I remember as a young child, my mother who is the disciplinarian, nurturer and provider all rolled into one, would cane me with a clothes hanger when I did not write my alphabets and numbers properly. I hated those beatings and resented her then. But as I looked back now, I have no doubt she did it out of love. She instilled discipline in me from young and as a result, I’ve grown up to be self-disciplined in my studies without her having to worry about my academic results. I was an above average student and had never failed a single subject in school tests and exams. But my mother is far from a tiger mum. She gave me freedom to choose my own schools and subjects I wanted to study.

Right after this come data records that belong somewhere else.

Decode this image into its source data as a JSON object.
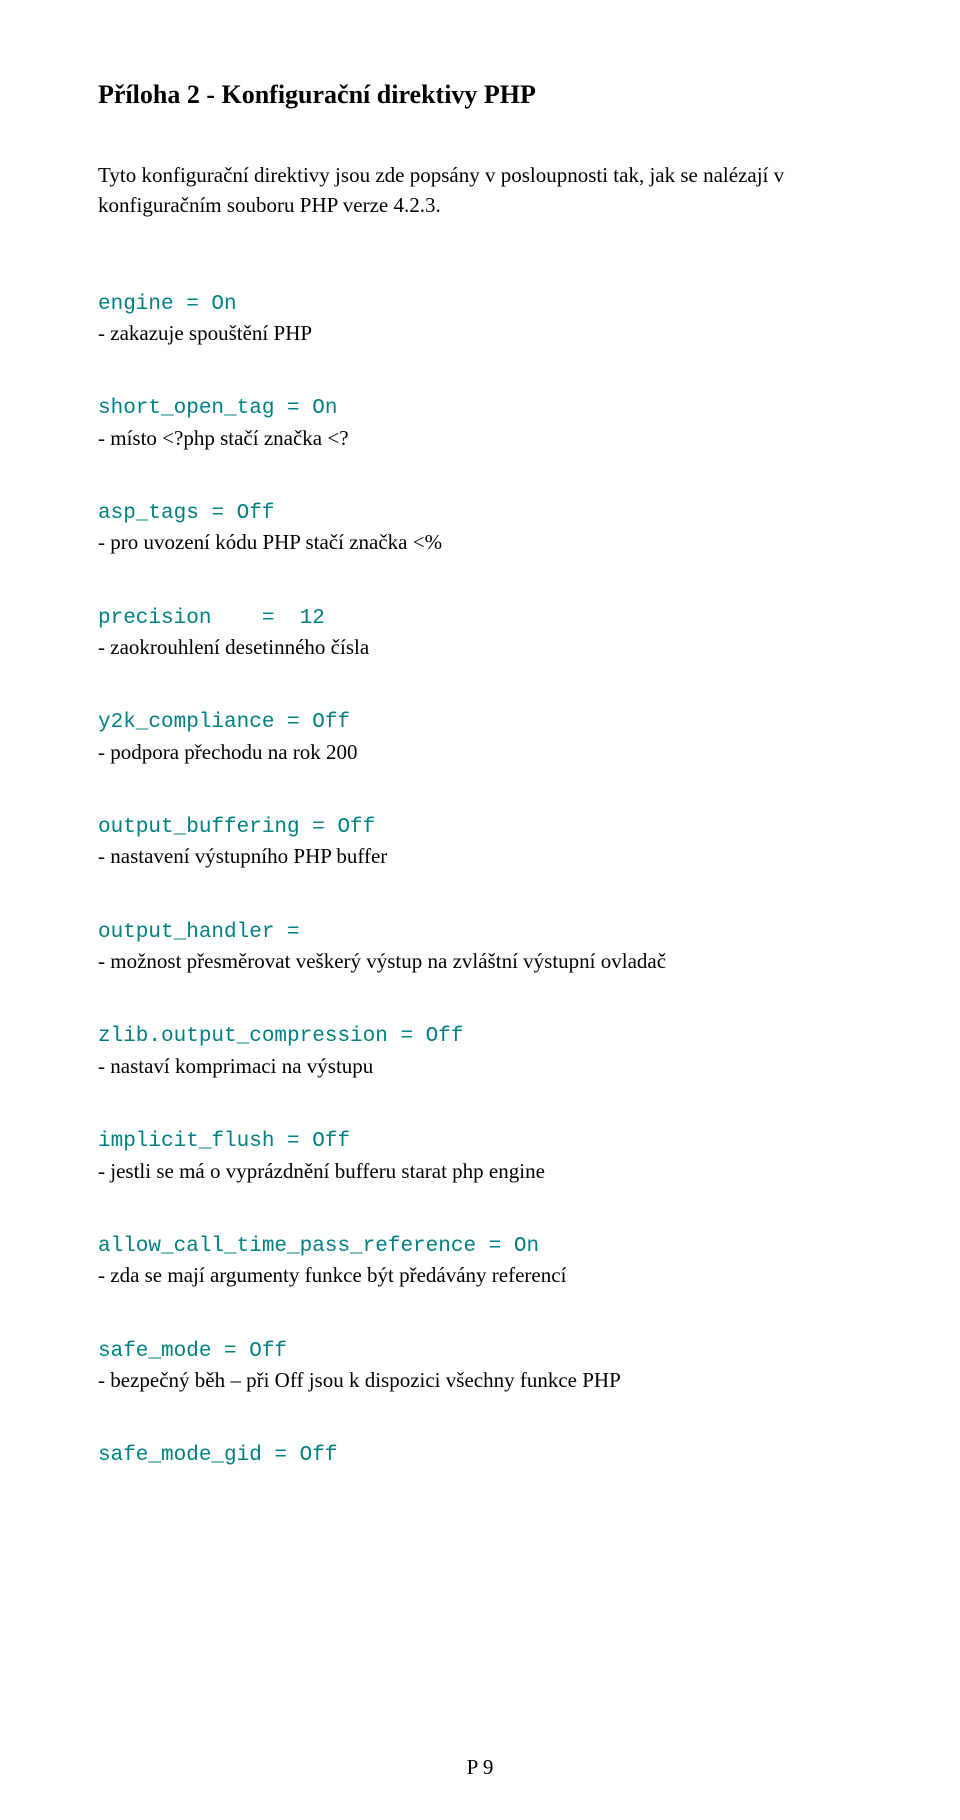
{
  "title": "Příloha 2 - Konfigurační direktivy PHP",
  "intro": "Tyto konfigurační direktivy jsou zde popsány v posloupnosti tak, jak se nalézají v konfiguračním souboru PHP verze 4.2.3.",
  "entries": [
    {
      "code": "engine = On",
      "desc": "- zakazuje spouštění PHP"
    },
    {
      "code": "short_open_tag = On",
      "desc": "- místo <?php stačí značka <?"
    },
    {
      "code": "asp_tags = Off",
      "desc": "- pro uvození kódu PHP stačí značka <%"
    },
    {
      "code": "precision    =  12",
      "desc": "- zaokrouhlení desetinného čísla"
    },
    {
      "code": "y2k_compliance = Off",
      "desc": "- podpora přechodu na rok 200"
    },
    {
      "code": "output_buffering = Off",
      "desc": "- nastavení výstupního PHP buffer"
    },
    {
      "code": "output_handler =",
      "desc": "- možnost přesměrovat veškerý výstup na zvláštní výstupní ovladač"
    },
    {
      "code": "zlib.output_compression = Off",
      "desc": "- nastaví komprimaci na výstupu"
    },
    {
      "code": "implicit_flush = Off",
      "desc": "- jestli se má o vyprázdnění bufferu starat php engine"
    },
    {
      "code": "allow_call_time_pass_reference = On",
      "desc": "- zda se mají argumenty funkce být předávány referencí"
    },
    {
      "code": "safe_mode = Off",
      "desc": "- bezpečný běh – při Off jsou k dispozici všechny funkce PHP"
    },
    {
      "code": "safe_mode_gid = Off",
      "desc": ""
    }
  ],
  "footer": "P 9"
}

The recent controversy stirred up by Yale law professor Amy Chua’s book ‘Battle Hymn of the Tiger Mother’ set me thinking about my own parenting style. I admit I’m a strict disciplinarian. I do not condone unreasonable temper tantrums and rude behaviour from my child. And I have no qualms letting my child know that I am displeased with her through time-outs, stern warnings, reprimands and the occasional smacks on the backside.
Of course, I have not and would never insult my daughter with esteem-bashing names like "garbage" which Amy Chua called her elder daughter in a fit of anger. I think that would be detrimental to her self-esteem and may have adverse effects on her self worth as a human being. And I don’t think I would force my child to take up enrichment courses that she doesn’t like or has an aptitude for. Neither would I demand that she gets straight A’s in her academic results, nor force her to practise on her piano from morning till dusk.
I say I wouldn’t be a tiger mum to my daughter because I don’t have the "fire" to impose such restrictions and rules on my only child. I think it is both mentally and emotionally draining to be a tiger mum, to be constantly lashing out at your child for not doing well or enough. I also do not want my child to fear me instead of love and respect me. I want her to grow up knowing that she has a choice, and that she has to be responsible for her own choices, good or bad.
My parenting styles would combine strict disciplining with generous doses of love and affection thrown in. I would always make sure she knows she is deeply loved, but I would also dish out punishments when she misbehaves or is unreasonable beyond control. And I would expect the best out of her, even if her best is not the world’s measure of success.
I don’t need my child to become a top scholar or world-renowned pianist, but I would be overjoyed if she is. As long as she has given her best and is happy, I would be contented.